  1. It seems that many boxing fans have either forgotten that a boxing match is governed by rules or are simply ignorant of these rules.

    Chaves and many of those commenting about his disqualification by the referee are probably not aware of or may have overlooked, conveniently or otherwise, the fact that:

    (1) The Unified Rules of Boxing of the Association of Boxing Commissions specifically provide that “IF THE REFEREE FEELS THAT THE BOXER HAS CONDUCTED HIMSELF IN AN UNSPORTSMAN-LIKE MANNER, HE MAY STOP THE BOUT AND DISQUALIFY THE BOXER;” and

    (2) The Association of Boxing Commission Referee Rules and Guidelines also specifically provide on Disqualification, in essence, that: A boxer will lose by DISQUALIFICATION when he or she has: fouled and caused harm to his or her opponent; continually refused to follow the rules; and continually disobeyed the Referee.

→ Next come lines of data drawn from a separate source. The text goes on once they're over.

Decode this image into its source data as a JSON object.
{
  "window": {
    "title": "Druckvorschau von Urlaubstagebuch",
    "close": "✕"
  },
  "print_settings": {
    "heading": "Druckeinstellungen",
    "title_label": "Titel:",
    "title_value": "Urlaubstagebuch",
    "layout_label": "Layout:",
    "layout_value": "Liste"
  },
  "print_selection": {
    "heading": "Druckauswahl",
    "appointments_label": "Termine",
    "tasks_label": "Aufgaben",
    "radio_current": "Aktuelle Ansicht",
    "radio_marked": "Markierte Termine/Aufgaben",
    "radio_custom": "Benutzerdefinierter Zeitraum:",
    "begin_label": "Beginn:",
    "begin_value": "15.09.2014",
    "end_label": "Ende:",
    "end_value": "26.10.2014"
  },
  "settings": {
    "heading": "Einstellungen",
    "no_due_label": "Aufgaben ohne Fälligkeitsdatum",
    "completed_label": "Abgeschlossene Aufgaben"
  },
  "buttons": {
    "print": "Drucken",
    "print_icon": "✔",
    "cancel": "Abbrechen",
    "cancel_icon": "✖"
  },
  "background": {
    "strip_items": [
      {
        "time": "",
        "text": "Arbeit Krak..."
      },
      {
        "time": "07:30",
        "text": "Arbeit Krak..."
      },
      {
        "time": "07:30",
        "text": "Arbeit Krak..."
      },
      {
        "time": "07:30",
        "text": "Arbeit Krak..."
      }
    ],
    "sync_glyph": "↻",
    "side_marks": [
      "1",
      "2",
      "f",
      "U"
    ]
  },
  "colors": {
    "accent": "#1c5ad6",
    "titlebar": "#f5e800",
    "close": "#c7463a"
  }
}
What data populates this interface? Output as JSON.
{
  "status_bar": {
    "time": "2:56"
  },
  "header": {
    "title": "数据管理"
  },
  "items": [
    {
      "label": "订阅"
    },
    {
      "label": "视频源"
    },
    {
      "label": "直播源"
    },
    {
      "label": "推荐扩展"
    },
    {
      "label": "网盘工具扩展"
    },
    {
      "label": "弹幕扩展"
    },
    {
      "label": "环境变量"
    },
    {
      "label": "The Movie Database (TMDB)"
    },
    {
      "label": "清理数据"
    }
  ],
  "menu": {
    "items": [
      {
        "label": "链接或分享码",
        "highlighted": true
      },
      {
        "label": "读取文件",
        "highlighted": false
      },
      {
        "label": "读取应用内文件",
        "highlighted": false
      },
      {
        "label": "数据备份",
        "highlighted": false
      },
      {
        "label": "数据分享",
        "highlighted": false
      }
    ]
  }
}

    It is what the referee FEELS about the conduct of a boxer that is the basis of his action and if the referee in the Rios-Chaves fight felt that Chaves conducted himself in an unsportsmanlike manner but did not feel the same about Rios, he is absolutely entitled to what he felt and nobody has the right to say that the referee is wrong because feelings are personal in nature and subjective in character.

    It must also be noted that the Association of Boxing Commissions Referee Rules and Guidelines allow disqualification of a boxer by the referee if the boxer fouled. The rules, as written, did not make it mandatory for the referee to even make a warning prior to a disqualification by reason of a foul. In the case of Chaves however, he and his corner were previously warned by the referee that Chaves will be disqualified if he continues with his infractions. Chaves definitely fouled a lot and on this reason alone, the disqualification was very much justified.

    Further, it is obvious that Chaves continually refused to follow the rules. In the statements he made after the bout, Chaves in effect or in essence admitted albeit impliedly, that he actually was continually not following the rules. On this point alone, his disqualification was justified.

    Further still, Chaves continually disobeyed the Referee. I clearly saw this and others like me who is a boxing fan but not a fan of Rios or Chaves probably saw this also. On this point alone, the disqualification of Chaves was justified.

    To all those who think that the referee was wrong in disqualifying Chaves: please read the applicable rules and if you have already done so, please read them again. For all those who think that the Unified Boxing Rules and the Referee Rules and Guidelines of the Association of Boxing Commissions do not make sense, then you all can lobby that the rules be changed but until the rules are changed, please stop saying that the referee was wrong in disqualifying Chaves. The feeling of the referee in the Rios-Chaves fight can neither be right nor wrong and if the law entitled him to disqualify Chaves on the basis of what he felt, the referee committed no wrong. This is the law and while this may be hard or may be foolish, this remains to be the law until this is changed. Dura lex sed lex.

    Personally, I would like to see that clinching be absolutely banned and that it be made the law that all boxers at all times observe clean fighting, follow the rules, heed the referee and display sportsmanlike conduct under pain of being disqualified and their pay being forfeited to be returned to the paying public if they do not do so. I pay to watch a boxing match, and a lot of other people probably do so, not to see 2 boxers wrestle, act dirty or conduct themselves in unsportsmanlike manner and when any of them do so, I and those who paid to see the match are legally cheated by the fighter, by the promoters and by the organizers of the match, if the money paid is not proportionately refunded.